> _RECORDS_
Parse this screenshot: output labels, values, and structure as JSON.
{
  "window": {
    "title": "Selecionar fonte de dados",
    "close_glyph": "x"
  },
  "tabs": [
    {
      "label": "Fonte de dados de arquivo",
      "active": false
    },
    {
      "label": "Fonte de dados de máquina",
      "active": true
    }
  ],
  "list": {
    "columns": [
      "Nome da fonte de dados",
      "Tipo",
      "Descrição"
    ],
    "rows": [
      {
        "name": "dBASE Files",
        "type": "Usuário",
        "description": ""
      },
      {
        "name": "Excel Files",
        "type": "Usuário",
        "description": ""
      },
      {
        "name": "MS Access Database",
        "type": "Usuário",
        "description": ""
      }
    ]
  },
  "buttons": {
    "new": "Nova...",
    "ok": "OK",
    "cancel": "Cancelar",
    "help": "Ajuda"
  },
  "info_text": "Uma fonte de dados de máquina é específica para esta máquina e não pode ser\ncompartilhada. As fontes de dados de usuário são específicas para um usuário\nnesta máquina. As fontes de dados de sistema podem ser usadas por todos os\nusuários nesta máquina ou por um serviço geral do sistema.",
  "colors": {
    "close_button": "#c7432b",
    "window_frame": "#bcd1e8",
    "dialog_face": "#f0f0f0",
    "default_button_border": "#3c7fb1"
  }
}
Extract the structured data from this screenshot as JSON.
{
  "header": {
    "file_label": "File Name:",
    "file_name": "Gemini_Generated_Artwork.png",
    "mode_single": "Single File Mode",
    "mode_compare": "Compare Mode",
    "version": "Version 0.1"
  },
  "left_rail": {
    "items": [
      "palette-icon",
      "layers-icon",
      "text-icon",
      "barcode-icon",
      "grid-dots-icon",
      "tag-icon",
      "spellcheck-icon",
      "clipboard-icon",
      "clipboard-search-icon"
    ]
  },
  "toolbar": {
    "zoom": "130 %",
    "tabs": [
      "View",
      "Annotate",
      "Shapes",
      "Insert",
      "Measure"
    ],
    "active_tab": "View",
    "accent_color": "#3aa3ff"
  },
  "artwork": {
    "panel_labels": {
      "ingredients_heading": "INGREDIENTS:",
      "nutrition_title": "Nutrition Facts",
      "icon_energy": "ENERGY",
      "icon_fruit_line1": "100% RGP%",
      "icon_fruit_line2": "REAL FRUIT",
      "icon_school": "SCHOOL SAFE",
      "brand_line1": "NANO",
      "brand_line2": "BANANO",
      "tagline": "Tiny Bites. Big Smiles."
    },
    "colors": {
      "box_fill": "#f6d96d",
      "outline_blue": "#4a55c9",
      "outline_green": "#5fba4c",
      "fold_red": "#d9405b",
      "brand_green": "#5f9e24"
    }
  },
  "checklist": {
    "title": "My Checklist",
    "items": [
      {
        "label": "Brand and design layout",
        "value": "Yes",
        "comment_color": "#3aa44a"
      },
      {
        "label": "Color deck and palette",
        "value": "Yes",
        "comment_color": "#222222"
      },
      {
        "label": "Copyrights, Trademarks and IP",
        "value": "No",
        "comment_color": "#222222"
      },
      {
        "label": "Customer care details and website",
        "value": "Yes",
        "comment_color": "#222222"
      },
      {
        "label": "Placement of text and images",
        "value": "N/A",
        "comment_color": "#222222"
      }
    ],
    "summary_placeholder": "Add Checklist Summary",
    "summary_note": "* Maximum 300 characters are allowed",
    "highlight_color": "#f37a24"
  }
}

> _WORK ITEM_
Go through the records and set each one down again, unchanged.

> _RESULT OF THE TASK_
Parse this screenshot: output labels, values, and structure as JSON.
{
  "window": {
    "title": "Selecionar fonte de dados",
    "close_glyph": "x"
  },
  "tabs": [
    {
      "label": "Fonte de dados de arquivo",
      "active": false
    },
    {
      "label": "Fonte de dados de máquina",
      "active": true
    }
  ],
  "list": {
    "columns": [
      "Nome da fonte de dados",
      "Tipo",
      "Descrição"
    ],
    "rows": [
      {
        "name": "dBASE Files",
        "type": "Usuário",
        "description": ""
      },
      {
        "name": "Excel Files",
        "type": "Usuário",
        "description": ""
      },
      {
        "name": "MS Access Database",
        "type": "Usuário",
        "description": ""
      }
    ]
  },
  "buttons": {
    "new": "Nova...",
    "ok": "OK",
    "cancel": "Cancelar",
    "help": "Ajuda"
  },
  "info_text": "Uma fonte de dados de máquina é específica para esta máquina e não pode ser\ncompartilhada. As fontes de dados de usuário são específicas para um usuário\nnesta máquina. As fontes de dados de sistema podem ser usadas por todos os\nusuários nesta máquina ou por um serviço geral do sistema.",
  "colors": {
    "close_button": "#c7432b",
    "window_frame": "#bcd1e8",
    "dialog_face": "#f0f0f0",
    "default_button_border": "#3c7fb1"
  }
}
Extract the structured data from this screenshot as JSON.
{
  "header": {
    "file_label": "File Name:",
    "file_name": "Gemini_Generated_Artwork.png",
    "mode_single": "Single File Mode",
    "mode_compare": "Compare Mode",
    "version": "Version 0.1"
  },
  "left_rail": {
    "items": [
      "palette-icon",
      "layers-icon",
      "text-icon",
      "barcode-icon",
      "grid-dots-icon",
      "tag-icon",
      "spellcheck-icon",
      "clipboard-icon",
      "clipboard-search-icon"
    ]
  },
  "toolbar": {
    "zoom": "130 %",
    "tabs": [
      "View",
      "Annotate",
      "Shapes",
      "Insert",
      "Measure"
    ],
    "active_tab": "View",
    "accent_color": "#3aa3ff"
  },
  "artwork": {
    "panel_labels": {
      "ingredients_heading": "INGREDIENTS:",
      "nutrition_title": "Nutrition Facts",
      "icon_energy": "ENERGY",
      "icon_fruit_line1": "100% RGP%",
      "icon_fruit_line2": "REAL FRUIT",
      "icon_school": "SCHOOL SAFE",
      "brand_line1": "NANO",
      "brand_line2": "BANANO",
      "tagline": "Tiny Bites. Big Smiles."
    },
    "colors": {
      "box_fill": "#f6d96d",
      "outline_blue": "#4a55c9",
      "outline_green": "#5fba4c",
      "fold_red": "#d9405b",
      "brand_green": "#5f9e24"
    }
  },
  "checklist": {
    "title": "My Checklist",
    "items": [
      {
        "label": "Brand and design layout",
        "value": "Yes",
        "comment_color": "#3aa44a"
      },
      {
        "label": "Color deck and palette",
        "value": "Yes",
        "comment_color": "#222222"
      },
      {
        "label": "Copyrights, Trademarks and IP",
        "value": "No",
        "comment_color": "#222222"
      },
      {
        "label": "Customer care details and website",
        "value": "Yes",
        "comment_color": "#222222"
      },
      {
        "label": "Placement of text and images",
        "value": "N/A",
        "comment_color": "#222222"
      }
    ],
    "summary_placeholder": "Add Checklist Summary",
    "summary_note": "* Maximum 300 characters are allowed",
    "highlight_color": "#f37a24"
  }
}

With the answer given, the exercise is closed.